--- AVAILABLE DATA ---

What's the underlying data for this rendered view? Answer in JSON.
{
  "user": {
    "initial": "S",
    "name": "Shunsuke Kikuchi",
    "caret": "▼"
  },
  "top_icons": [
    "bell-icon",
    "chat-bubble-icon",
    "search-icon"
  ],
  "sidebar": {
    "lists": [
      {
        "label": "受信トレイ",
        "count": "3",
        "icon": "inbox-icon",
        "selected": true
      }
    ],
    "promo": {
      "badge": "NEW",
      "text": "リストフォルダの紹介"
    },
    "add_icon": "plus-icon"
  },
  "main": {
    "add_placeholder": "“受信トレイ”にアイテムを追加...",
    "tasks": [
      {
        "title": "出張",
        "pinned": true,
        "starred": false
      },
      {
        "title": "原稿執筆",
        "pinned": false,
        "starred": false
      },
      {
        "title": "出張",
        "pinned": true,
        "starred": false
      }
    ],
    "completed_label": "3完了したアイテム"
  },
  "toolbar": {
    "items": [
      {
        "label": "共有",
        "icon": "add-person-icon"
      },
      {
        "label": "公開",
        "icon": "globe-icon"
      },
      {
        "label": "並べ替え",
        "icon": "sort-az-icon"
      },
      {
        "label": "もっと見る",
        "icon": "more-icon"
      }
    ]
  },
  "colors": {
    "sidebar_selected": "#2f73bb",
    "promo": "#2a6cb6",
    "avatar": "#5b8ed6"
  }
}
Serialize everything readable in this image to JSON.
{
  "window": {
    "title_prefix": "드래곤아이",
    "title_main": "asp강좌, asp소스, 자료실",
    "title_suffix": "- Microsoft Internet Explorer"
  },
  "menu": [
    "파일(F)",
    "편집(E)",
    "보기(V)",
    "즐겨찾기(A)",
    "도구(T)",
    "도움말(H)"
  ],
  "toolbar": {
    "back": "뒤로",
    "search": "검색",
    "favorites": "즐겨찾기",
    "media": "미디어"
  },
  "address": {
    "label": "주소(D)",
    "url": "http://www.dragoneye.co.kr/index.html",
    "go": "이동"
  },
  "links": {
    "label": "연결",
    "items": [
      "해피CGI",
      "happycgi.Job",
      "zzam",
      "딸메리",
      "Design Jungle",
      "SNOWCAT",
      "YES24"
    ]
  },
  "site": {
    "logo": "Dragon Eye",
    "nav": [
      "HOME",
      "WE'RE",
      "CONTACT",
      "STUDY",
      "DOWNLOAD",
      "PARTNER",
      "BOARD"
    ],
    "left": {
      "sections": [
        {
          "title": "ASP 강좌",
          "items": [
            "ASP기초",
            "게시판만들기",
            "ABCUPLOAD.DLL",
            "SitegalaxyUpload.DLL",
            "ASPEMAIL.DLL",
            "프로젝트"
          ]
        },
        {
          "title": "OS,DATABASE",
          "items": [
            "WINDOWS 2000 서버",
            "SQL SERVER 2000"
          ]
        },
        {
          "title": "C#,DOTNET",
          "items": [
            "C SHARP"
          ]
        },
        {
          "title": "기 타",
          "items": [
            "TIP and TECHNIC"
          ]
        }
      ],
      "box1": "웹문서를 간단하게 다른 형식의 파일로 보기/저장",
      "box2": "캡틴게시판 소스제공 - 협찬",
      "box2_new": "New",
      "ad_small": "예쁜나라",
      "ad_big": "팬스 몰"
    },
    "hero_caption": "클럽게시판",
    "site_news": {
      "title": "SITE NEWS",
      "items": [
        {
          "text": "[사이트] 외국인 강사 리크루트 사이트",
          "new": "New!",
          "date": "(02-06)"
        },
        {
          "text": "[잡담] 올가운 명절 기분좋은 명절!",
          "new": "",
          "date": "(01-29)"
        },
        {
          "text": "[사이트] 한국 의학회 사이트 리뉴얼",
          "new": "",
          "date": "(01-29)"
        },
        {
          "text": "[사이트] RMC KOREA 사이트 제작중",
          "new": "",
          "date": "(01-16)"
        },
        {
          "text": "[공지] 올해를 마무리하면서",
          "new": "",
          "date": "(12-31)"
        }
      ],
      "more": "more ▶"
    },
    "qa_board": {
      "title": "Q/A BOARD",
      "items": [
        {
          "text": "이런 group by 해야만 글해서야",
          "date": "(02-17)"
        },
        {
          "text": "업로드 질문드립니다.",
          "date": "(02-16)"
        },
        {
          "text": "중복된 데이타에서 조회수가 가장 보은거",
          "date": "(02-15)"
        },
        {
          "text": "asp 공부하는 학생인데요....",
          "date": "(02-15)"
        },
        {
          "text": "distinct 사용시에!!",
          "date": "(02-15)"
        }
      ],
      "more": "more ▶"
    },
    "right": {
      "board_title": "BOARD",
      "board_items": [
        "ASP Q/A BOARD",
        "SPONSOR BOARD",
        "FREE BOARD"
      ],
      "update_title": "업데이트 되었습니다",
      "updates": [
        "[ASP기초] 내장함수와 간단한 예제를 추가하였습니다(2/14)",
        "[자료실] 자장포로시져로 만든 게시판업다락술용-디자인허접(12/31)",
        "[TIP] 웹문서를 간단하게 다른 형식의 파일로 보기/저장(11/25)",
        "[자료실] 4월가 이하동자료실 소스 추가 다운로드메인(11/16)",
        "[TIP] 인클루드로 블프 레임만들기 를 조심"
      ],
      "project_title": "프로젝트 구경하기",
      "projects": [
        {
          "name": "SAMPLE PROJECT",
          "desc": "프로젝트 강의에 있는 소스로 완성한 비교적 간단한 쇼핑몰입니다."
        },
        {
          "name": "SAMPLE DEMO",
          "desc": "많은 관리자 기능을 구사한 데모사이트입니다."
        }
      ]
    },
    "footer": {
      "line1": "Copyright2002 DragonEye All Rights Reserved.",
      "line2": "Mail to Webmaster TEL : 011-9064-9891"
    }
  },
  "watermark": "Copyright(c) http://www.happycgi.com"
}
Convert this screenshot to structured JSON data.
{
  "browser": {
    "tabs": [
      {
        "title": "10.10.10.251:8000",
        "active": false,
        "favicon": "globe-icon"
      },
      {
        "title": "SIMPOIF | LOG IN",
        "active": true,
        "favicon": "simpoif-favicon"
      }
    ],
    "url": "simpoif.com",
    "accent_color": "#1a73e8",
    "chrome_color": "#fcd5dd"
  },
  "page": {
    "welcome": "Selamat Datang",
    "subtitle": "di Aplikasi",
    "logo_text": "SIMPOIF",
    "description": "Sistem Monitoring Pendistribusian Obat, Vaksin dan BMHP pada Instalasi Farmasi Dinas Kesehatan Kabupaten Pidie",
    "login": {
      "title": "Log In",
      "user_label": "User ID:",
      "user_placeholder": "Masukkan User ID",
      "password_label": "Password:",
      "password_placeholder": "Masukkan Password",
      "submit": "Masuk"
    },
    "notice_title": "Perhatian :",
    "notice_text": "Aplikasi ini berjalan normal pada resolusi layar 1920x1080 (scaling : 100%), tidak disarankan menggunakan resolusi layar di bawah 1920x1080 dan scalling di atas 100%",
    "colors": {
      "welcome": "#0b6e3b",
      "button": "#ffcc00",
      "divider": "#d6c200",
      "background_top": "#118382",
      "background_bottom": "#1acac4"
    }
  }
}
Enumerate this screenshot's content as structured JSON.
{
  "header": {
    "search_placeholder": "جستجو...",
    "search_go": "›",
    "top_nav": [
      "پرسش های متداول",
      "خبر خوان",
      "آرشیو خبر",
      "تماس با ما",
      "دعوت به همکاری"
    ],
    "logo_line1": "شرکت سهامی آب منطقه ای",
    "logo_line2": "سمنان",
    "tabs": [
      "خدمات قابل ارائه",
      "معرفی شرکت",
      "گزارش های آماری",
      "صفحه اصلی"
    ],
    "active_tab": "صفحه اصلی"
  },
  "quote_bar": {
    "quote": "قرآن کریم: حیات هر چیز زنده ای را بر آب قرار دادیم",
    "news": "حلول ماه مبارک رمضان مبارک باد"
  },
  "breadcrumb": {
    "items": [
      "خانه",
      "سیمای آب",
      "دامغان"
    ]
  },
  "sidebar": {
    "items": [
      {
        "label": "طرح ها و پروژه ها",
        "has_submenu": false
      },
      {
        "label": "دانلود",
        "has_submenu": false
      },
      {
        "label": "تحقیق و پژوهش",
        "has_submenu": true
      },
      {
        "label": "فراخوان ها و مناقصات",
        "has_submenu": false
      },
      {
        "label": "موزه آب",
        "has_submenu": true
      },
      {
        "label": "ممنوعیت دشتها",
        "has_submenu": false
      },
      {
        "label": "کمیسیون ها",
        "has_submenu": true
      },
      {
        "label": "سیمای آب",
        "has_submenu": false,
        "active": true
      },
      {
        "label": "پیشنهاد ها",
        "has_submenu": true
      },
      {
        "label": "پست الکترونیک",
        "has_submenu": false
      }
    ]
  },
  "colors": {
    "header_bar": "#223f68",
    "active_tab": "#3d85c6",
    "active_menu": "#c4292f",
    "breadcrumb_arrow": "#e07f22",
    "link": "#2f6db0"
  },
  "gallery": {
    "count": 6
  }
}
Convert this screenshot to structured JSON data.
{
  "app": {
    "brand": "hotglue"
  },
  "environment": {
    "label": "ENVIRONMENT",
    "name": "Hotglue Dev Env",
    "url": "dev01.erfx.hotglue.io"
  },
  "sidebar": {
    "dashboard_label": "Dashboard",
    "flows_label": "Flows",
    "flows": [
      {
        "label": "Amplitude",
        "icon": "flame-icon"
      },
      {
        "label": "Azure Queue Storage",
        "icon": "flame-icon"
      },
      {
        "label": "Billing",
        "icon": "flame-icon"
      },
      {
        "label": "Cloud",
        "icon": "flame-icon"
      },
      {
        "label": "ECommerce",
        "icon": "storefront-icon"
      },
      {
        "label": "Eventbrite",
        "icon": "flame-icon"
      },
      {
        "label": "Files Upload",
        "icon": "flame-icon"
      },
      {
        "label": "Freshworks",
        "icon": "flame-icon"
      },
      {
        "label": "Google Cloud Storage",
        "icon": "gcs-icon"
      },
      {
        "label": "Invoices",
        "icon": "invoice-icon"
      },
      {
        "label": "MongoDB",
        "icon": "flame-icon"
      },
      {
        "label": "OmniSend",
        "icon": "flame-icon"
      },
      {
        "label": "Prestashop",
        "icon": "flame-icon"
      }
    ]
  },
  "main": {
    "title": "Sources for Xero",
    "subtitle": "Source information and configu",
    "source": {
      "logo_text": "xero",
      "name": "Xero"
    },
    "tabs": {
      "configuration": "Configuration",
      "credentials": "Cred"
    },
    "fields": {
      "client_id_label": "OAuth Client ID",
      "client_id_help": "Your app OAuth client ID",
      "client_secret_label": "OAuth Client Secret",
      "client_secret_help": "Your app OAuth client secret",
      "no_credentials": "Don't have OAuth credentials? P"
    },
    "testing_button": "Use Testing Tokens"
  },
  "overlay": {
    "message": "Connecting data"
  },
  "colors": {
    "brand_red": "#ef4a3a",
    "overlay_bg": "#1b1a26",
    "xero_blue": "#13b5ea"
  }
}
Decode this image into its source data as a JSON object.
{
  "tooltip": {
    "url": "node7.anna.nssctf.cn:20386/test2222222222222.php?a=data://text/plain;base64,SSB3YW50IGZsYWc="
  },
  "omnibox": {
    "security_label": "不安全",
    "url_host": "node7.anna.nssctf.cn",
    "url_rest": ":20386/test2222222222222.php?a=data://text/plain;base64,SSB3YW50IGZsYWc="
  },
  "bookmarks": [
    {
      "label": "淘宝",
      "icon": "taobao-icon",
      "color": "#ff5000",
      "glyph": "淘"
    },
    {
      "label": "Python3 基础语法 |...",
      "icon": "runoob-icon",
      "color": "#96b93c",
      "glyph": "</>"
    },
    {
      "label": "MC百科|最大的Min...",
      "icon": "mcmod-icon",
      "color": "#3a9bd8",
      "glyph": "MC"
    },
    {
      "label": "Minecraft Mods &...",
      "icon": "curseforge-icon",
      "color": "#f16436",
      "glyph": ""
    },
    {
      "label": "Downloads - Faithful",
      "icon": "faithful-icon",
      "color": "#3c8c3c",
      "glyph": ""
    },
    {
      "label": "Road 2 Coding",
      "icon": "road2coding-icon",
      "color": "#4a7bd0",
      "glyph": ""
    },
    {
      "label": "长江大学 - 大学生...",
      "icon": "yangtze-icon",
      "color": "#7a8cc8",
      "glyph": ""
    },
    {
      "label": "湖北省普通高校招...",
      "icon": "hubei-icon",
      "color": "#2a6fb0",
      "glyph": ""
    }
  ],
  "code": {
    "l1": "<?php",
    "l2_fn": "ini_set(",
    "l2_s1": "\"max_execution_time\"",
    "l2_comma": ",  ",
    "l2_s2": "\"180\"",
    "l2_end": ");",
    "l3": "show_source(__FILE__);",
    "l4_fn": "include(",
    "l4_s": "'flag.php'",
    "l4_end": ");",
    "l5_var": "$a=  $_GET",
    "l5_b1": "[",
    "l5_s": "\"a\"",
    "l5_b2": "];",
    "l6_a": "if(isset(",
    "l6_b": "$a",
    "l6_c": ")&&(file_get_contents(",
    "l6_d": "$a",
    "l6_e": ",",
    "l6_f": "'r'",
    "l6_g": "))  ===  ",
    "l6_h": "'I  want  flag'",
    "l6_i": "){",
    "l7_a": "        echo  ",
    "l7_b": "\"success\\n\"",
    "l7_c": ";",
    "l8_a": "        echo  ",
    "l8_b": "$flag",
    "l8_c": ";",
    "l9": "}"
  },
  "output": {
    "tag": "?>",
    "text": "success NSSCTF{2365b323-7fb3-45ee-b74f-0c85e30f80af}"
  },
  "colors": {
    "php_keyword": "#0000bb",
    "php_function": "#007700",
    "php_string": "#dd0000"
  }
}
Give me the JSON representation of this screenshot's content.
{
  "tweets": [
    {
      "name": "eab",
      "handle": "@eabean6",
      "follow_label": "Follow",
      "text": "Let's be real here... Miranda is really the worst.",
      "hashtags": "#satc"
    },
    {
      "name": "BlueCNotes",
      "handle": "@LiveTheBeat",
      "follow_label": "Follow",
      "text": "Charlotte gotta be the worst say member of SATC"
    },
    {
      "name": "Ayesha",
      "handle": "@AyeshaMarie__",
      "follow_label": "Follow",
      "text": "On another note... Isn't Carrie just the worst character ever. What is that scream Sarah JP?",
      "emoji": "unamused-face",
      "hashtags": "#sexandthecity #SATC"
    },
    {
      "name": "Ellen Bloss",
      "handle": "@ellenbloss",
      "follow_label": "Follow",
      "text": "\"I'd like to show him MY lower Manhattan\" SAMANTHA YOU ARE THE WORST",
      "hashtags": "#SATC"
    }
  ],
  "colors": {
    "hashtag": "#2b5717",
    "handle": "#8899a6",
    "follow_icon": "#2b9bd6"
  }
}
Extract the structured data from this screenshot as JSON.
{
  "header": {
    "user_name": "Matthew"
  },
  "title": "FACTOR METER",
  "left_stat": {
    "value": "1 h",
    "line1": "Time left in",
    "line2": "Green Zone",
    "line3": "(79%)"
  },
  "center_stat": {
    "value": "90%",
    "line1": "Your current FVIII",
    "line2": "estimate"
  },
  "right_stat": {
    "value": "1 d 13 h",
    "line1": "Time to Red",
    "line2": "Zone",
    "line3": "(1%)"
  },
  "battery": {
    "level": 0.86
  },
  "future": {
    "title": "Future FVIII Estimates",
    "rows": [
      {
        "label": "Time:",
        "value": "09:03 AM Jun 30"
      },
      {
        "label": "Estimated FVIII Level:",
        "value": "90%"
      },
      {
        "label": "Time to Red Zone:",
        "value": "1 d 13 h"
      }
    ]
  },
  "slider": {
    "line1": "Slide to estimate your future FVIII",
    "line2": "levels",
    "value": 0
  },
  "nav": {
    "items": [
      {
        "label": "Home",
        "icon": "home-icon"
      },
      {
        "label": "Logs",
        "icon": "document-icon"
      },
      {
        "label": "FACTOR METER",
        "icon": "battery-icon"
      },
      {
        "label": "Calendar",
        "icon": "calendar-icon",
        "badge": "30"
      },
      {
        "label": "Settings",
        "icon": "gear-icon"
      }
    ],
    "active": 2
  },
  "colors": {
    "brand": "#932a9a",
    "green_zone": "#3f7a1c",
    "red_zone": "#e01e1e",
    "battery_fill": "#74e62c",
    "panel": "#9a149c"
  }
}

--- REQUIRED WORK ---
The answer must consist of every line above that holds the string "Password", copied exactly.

--- ANSWER SECTION ---
      "password_label": "Password:",
      "password_placeholder": "Masukkan Password",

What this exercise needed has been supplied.